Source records
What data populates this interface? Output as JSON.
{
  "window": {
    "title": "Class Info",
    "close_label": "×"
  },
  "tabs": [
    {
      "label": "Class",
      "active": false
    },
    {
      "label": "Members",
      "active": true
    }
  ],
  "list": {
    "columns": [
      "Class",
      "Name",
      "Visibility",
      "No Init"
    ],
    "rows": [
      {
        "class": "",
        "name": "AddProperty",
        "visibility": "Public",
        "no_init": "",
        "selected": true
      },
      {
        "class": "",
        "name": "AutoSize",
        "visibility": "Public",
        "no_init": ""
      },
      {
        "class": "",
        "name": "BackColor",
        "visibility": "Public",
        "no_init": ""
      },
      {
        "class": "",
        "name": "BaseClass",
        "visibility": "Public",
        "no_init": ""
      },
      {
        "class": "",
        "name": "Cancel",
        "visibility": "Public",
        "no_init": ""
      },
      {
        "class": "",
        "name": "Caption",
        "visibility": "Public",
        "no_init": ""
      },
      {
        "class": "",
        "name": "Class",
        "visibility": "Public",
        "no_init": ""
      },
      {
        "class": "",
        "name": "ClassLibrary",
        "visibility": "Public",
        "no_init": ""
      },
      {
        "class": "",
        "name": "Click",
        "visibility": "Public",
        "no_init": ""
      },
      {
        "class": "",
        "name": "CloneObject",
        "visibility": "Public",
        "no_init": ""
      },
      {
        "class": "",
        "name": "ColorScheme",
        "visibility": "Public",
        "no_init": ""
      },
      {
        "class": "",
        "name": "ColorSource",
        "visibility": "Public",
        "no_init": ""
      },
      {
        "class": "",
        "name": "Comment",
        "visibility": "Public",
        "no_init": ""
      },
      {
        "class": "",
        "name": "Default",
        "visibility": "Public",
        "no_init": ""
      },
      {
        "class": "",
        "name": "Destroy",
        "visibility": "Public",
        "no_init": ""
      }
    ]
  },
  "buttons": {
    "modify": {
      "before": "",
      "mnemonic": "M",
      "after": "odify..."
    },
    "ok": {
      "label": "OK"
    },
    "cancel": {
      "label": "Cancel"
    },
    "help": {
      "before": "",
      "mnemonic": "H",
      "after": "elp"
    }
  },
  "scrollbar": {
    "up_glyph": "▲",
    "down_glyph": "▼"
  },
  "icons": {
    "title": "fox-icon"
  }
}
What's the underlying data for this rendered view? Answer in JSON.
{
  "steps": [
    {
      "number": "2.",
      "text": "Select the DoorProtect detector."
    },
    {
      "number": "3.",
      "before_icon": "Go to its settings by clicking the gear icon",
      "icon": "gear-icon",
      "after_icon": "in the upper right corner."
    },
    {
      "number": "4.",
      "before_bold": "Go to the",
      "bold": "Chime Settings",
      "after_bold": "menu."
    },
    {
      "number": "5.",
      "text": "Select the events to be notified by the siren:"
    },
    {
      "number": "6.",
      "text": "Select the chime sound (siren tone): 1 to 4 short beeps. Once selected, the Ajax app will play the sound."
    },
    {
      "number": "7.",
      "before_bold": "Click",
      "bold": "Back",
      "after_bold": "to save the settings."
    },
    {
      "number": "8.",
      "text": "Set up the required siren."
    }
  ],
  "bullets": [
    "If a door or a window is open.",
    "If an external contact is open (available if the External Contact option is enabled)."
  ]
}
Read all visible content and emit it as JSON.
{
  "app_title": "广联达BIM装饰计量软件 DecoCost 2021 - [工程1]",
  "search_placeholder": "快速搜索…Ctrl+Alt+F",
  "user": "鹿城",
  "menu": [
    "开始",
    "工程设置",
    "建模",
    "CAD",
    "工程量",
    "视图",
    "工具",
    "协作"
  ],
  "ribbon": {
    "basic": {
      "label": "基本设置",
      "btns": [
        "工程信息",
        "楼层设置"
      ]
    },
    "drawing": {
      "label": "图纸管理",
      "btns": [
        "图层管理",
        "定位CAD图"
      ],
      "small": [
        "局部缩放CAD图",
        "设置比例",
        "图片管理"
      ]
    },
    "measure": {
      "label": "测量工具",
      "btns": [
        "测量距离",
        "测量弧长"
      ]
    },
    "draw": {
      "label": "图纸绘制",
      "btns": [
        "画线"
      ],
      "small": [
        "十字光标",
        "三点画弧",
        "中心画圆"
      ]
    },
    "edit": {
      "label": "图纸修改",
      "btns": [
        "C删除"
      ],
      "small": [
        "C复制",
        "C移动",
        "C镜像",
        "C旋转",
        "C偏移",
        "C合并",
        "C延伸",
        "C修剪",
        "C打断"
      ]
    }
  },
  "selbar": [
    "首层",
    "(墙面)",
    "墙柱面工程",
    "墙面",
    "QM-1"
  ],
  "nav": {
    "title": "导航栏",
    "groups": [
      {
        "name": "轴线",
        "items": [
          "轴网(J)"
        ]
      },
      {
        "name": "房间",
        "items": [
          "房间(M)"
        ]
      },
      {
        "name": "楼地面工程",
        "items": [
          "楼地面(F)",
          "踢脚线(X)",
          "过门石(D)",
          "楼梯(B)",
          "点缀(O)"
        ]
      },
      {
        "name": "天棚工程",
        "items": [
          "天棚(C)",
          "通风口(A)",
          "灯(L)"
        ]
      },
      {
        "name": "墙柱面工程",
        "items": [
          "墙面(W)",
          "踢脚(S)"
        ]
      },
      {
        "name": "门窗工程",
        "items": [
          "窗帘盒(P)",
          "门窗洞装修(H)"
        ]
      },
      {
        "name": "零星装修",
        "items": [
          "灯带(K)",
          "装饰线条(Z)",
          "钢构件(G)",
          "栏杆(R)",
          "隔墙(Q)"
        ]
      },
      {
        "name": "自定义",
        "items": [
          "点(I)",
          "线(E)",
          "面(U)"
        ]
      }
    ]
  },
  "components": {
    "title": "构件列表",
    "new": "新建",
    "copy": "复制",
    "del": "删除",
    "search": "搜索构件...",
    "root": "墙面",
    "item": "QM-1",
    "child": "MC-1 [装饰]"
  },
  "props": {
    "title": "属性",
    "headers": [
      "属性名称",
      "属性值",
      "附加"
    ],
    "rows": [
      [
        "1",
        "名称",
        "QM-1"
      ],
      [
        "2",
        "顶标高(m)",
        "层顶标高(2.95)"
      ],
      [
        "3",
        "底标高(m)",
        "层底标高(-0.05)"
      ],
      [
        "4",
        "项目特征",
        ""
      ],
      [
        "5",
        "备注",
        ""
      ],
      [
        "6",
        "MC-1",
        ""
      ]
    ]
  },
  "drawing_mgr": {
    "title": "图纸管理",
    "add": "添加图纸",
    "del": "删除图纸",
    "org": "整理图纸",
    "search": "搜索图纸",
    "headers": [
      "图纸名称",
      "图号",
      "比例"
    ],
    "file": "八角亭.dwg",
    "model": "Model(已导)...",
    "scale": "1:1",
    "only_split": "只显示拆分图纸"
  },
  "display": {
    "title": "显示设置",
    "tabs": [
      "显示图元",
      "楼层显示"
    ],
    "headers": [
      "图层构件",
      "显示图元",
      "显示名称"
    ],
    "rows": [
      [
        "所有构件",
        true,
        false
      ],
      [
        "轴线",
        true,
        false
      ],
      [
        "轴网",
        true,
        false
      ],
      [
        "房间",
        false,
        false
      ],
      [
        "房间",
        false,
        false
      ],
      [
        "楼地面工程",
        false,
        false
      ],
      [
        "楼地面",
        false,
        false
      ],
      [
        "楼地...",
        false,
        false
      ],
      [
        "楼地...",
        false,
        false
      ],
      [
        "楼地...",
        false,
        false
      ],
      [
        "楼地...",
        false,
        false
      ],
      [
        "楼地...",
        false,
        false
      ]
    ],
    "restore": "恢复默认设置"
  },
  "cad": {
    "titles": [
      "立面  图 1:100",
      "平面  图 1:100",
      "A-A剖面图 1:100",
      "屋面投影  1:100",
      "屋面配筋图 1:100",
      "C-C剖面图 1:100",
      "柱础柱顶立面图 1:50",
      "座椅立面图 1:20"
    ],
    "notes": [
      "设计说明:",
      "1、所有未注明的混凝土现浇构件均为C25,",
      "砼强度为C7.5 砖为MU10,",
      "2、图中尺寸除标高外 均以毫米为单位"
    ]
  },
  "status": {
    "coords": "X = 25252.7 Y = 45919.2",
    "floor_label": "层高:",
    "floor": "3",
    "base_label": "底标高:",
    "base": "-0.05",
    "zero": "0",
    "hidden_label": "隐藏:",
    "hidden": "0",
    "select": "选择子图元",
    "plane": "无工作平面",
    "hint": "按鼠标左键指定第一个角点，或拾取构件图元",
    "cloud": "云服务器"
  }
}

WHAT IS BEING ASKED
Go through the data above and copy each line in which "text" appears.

RESULT OF THIS EXERCISE
      "text": "Select the DoorProtect detector."
      "text": "Select the events to be notified by the siren:"
      "text": "Select the chime sound (siren tone): 1 to 4 short beeps. Once selected, the Ajax app will play the sound."
      "text": "Set up the required siren."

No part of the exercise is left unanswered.